All the Sad Young Literary Men by Keith Gessen
My rating: 2 of 5 stars
I suppose it's always hard to judge the next book you read right after reading a book you love. It's hardly fair to poor Keith Gessen and his slim grouping of (sort-of) interlocking stories to immediately follow an awesome, massive novel that was a really beautiful reading experience. So maybe I'm judging more harshly than I would have otherwise, but what can you do?
This was an OK book: I was bored during long stretches, while some sections were skillfully and convincingly written. None of the characters ever really came alive; not enough happened to hold my attention; I didn't particularly care about anything going on. Occasionally my sympathy would be tugged; every once in a while I'd feel a connection. Mostly I just read and read and the words went by and eventually I got impatient and read more quickly so it would be over and I could move on to something else.

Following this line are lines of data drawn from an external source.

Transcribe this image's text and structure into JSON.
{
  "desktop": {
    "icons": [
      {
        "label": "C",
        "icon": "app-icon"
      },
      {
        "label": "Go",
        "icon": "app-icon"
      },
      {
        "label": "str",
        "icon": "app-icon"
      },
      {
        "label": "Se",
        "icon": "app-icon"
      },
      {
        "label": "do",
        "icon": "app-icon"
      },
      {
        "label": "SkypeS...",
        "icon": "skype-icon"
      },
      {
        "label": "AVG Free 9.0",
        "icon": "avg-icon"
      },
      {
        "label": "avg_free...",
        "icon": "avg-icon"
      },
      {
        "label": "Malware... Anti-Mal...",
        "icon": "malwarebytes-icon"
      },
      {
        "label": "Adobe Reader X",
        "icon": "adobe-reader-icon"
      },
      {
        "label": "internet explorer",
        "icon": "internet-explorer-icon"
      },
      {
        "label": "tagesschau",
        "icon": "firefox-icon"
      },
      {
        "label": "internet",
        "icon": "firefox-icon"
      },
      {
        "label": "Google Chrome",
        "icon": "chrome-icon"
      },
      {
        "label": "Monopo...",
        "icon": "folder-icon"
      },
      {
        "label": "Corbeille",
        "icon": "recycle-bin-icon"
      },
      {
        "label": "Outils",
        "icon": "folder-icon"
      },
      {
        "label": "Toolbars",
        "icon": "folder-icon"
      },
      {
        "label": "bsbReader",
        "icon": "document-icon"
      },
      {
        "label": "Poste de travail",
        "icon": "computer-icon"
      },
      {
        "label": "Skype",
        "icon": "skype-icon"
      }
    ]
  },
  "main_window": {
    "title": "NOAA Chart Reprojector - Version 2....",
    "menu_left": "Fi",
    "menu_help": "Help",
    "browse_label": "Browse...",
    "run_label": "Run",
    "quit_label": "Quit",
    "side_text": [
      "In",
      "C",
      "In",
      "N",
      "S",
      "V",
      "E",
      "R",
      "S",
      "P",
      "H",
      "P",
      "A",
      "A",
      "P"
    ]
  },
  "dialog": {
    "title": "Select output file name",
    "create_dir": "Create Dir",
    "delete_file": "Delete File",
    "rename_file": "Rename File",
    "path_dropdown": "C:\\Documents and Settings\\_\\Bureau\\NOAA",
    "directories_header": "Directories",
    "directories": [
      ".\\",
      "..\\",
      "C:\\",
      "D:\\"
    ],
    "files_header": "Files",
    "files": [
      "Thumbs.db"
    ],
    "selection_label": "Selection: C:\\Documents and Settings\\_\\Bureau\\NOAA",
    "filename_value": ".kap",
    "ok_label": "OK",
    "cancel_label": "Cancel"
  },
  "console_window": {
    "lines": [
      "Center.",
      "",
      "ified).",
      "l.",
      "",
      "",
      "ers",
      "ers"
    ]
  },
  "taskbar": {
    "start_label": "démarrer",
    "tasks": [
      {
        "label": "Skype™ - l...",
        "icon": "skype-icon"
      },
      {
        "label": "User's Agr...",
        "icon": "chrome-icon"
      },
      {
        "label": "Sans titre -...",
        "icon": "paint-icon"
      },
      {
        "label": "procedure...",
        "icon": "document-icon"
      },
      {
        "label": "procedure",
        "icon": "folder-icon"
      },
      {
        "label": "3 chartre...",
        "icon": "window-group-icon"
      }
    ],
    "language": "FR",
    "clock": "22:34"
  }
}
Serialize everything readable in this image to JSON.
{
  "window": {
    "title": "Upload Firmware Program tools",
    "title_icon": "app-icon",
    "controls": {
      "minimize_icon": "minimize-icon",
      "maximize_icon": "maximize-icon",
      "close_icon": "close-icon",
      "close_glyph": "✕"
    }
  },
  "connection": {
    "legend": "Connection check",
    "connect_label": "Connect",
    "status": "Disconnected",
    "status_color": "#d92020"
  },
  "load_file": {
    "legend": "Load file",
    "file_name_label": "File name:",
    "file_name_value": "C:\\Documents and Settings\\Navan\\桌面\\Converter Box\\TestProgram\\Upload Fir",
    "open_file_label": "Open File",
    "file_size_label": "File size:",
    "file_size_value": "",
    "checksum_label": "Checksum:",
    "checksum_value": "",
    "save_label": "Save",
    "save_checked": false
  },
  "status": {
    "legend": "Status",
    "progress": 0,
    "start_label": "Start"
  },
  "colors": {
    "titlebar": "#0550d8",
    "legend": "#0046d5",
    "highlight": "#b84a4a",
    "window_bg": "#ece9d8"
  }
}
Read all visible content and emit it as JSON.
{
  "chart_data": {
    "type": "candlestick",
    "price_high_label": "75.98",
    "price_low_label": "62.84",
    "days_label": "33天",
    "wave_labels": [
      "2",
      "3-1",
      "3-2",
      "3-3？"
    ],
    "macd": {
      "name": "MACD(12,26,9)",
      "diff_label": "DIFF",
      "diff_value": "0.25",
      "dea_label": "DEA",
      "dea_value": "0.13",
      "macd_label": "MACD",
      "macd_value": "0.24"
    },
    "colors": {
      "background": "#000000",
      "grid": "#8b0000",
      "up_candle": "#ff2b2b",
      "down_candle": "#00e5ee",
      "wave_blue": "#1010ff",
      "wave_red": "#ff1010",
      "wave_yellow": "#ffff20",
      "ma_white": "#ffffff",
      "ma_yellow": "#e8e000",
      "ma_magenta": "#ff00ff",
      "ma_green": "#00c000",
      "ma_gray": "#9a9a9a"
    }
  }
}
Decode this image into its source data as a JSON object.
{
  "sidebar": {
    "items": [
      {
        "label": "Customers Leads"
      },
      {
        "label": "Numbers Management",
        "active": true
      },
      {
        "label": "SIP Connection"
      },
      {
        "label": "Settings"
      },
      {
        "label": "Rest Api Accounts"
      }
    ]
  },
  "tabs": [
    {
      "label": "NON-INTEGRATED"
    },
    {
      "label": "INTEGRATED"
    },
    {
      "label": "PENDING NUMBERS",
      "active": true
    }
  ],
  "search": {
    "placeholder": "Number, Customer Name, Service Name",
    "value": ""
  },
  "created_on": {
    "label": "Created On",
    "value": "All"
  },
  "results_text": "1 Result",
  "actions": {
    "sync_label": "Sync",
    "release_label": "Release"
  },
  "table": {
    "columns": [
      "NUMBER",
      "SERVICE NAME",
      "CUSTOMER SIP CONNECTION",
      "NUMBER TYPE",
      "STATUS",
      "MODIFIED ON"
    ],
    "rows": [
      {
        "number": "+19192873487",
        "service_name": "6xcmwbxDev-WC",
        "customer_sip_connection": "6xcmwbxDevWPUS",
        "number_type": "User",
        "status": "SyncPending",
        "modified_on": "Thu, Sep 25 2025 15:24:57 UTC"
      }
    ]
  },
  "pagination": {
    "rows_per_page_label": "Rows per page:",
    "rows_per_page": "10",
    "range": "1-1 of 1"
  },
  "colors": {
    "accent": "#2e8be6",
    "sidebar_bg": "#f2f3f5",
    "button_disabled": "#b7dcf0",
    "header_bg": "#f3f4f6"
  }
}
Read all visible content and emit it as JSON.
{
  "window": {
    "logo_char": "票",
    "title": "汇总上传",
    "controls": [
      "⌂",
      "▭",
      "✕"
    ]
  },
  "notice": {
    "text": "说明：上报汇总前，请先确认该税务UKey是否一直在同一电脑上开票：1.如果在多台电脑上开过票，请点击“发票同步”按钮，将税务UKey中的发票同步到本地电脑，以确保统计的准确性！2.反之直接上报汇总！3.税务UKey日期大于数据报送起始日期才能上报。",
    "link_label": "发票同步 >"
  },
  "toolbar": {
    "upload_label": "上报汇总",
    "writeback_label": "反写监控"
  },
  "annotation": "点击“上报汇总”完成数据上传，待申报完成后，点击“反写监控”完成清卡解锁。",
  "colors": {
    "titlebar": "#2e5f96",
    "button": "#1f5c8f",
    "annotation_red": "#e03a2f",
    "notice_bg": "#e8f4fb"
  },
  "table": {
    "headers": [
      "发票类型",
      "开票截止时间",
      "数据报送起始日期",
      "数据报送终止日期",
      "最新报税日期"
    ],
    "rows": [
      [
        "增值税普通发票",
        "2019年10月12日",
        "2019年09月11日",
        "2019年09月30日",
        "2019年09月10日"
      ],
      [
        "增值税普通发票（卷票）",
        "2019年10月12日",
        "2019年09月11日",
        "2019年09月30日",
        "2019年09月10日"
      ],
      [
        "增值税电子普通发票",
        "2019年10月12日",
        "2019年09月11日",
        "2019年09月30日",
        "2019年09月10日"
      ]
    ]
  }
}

I didn't even dislike the book, really, it was just boring, forgettable. Especially in the light of my last book, the bar has already been set so high for writing about relationships in the context of the larger social world, that you really must have extraordinarily keen insights and express them in an effortless, elegant way. The insights offered by this book felt entirely ordinary, the expression nice but nothing special.
Again, this comparison is neither fair nor warranted. It's a pure accident of my reading sequence, but oh well. Part of me is sorry that this book had to be capsized in the massive wake of Freedom, but something had to be. C'est la vie. Moving right along.